* The data:

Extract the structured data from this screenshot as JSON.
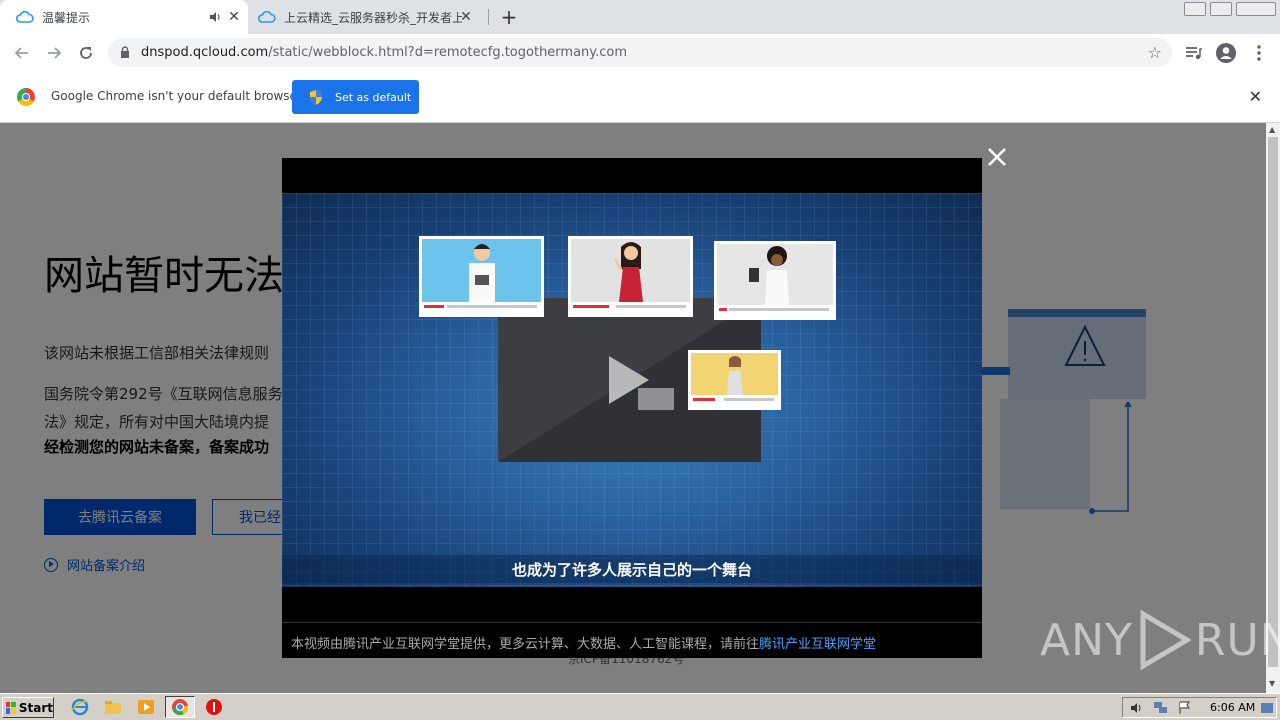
{
  "browser": {
    "tabs": [
      {
        "title": "温馨提示",
        "active": true
      },
      {
        "title": "上云精选_云服务器秒杀_开发者上云",
        "active": false
      }
    ],
    "url_host": "dnspod.qcloud.com",
    "url_path": "/static/webblock.html?d=remotecfg.togothermany.com"
  },
  "infobar": {
    "message": "Google Chrome isn't your default browser",
    "button": "Set as default"
  },
  "page": {
    "headline": "网站暂时无法",
    "p1": "该网站未根据工信部相关法律规则",
    "p2_line1": "国务院令第292号《互联网信息服务",
    "p2_line2": "法》规定，所有对中国大陆境内提",
    "p3": "经检测您的网站未备案，备案成功",
    "btn_go": "去腾讯云备案",
    "btn_done": "我已经",
    "intro_link": "网站备案介绍",
    "icp": "京ICP备11018762号"
  },
  "video": {
    "subtitle": "也成为了许多人展示自己的一个舞台",
    "footer_text": "本视频由腾讯产业互联网学堂提供，更多云计算、大数据、人工智能课程，请前往",
    "footer_link": "腾讯产业互联网学堂"
  },
  "watermark": {
    "left": "ANY",
    "right": "RUN"
  },
  "taskbar": {
    "start": "Start",
    "clock": "6:06 AM"
  },
  "colors": {
    "accent": "#0052d9",
    "chrome_blue": "#1a73e8",
    "modal_bg": "#000000"
  }
}
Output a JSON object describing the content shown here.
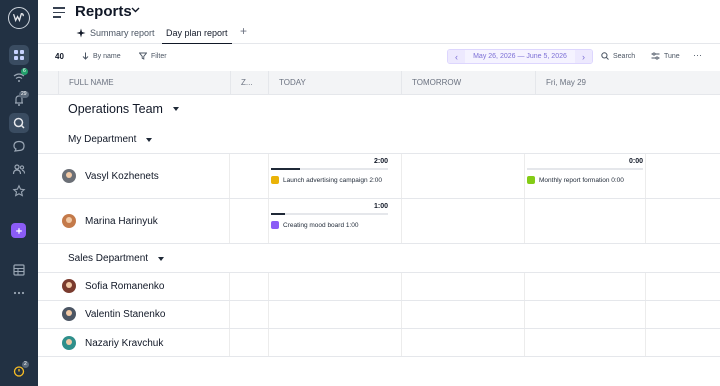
{
  "header": {
    "title": "Reports",
    "tabs": [
      {
        "label": "Summary report"
      },
      {
        "label": "Day plan report"
      }
    ]
  },
  "toolbar": {
    "count": "40",
    "sort_label": "By name",
    "filter_label": "Filter",
    "date_range": "May 26, 2026 — June 5, 2026",
    "search_label": "Search",
    "tune_label": "Tune"
  },
  "sidebar": {
    "badges": [
      "6",
      "29"
    ],
    "timer_badge": "2"
  },
  "columns": [
    "FULL NAME",
    "Z...",
    "TODAY",
    "TOMORROW",
    "Fri, May 29"
  ],
  "team": "Operations Team",
  "groups": [
    {
      "name": "My Department",
      "people": [
        {
          "name": "Vasyl Kozhenets",
          "today": {
            "time": "2:00",
            "progress": 0.25,
            "task": "Launch advertising campaign 2:00",
            "task_color": "#eab308"
          },
          "fri": {
            "time": "0:00",
            "progress": 0,
            "task": "Monthly report formation 0:00",
            "task_color": "#84cc16"
          }
        },
        {
          "name": "Marina Harinyuk",
          "today": {
            "time": "1:00",
            "progress": 0.12,
            "task": "Creating mood board 1:00",
            "task_color": "#8b5cf6"
          }
        }
      ]
    },
    {
      "name": "Sales Department",
      "people": [
        {
          "name": "Sofia Romanenko"
        },
        {
          "name": "Valentin Stanenko"
        },
        {
          "name": "Nazariy Kravchuk"
        }
      ]
    }
  ]
}
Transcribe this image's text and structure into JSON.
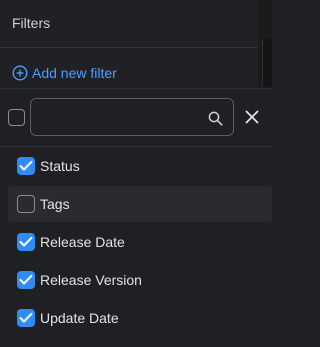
{
  "header": {
    "title": "Filters"
  },
  "add_filter": {
    "label": "Add new filter",
    "icon": "plus-circle-icon"
  },
  "search": {
    "value": "",
    "placeholder": "",
    "icon": "search-icon"
  },
  "close": {
    "icon": "close-icon"
  },
  "options": [
    {
      "label": "Status",
      "checked": true
    },
    {
      "label": "Tags",
      "checked": false
    },
    {
      "label": "Release Date",
      "checked": true
    },
    {
      "label": "Release Version",
      "checked": true
    },
    {
      "label": "Update Date",
      "checked": true
    }
  ],
  "colors": {
    "accent": "#2f8cf5",
    "link": "#4a9eff",
    "background": "#202124"
  }
}
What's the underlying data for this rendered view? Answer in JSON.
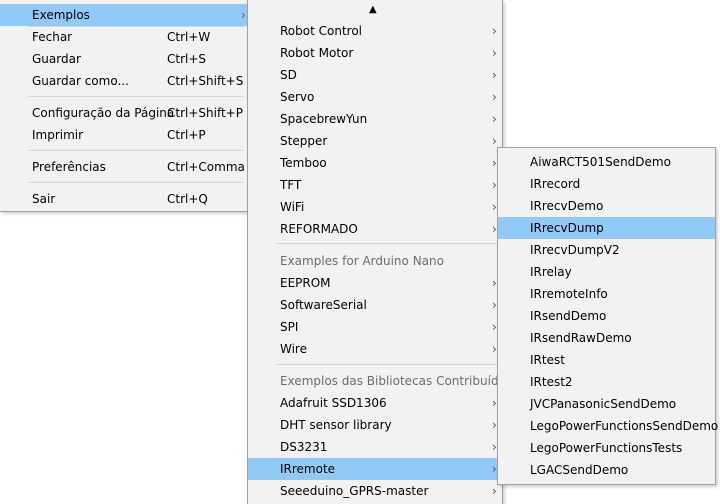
{
  "menu_file": {
    "items": [
      {
        "label": "Exemplos",
        "shortcut": ""
      },
      {
        "label": "Fechar",
        "shortcut": "Ctrl+W"
      },
      {
        "label": "Guardar",
        "shortcut": "Ctrl+S"
      },
      {
        "label": "Guardar como...",
        "shortcut": "Ctrl+Shift+S"
      },
      {
        "label": "Configuração da Página",
        "shortcut": "Ctrl+Shift+P"
      },
      {
        "label": "Imprimir",
        "shortcut": "Ctrl+P"
      },
      {
        "label": "Preferências",
        "shortcut": "Ctrl+Comma"
      },
      {
        "label": "Sair",
        "shortcut": "Ctrl+Q"
      }
    ]
  },
  "menu_examples": {
    "scroll_up_glyph": "▲",
    "items": [
      "Robot Control",
      "Robot Motor",
      "SD",
      "Servo",
      "SpacebrewYun",
      "Stepper",
      "Temboo",
      "TFT",
      "WiFi",
      "REFORMADO"
    ],
    "section_nano": "Examples for Arduino Nano",
    "nano_items": [
      "EEPROM",
      "SoftwareSerial",
      "SPI",
      "Wire"
    ],
    "section_contrib": "Exemplos das Bibliotecas Contribuídas",
    "contrib_items": [
      "Adafruit SSD1306",
      "DHT sensor library",
      "DS3231",
      "IRremote",
      "Seeeduino_GPRS-master"
    ]
  },
  "menu_irremote": {
    "items": [
      "AiwaRCT501SendDemo",
      "IRrecord",
      "IRrecvDemo",
      "IRrecvDump",
      "IRrecvDumpV2",
      "IRrelay",
      "IRremoteInfo",
      "IRsendDemo",
      "IRsendRawDemo",
      "IRtest",
      "IRtest2",
      "JVCPanasonicSendDemo",
      "LegoPowerFunctionsSendDemo",
      "LegoPowerFunctionsTests",
      "LGACSendDemo"
    ]
  },
  "colors": {
    "highlight": "#91c9f7",
    "menu_bg": "#f2f2f2",
    "disabled_text": "#6d6d6d"
  }
}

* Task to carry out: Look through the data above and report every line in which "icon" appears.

* Answer for the task:
    "icon": "plus-circle-icon"
    "icon": "search-icon"
    "icon": "close-icon"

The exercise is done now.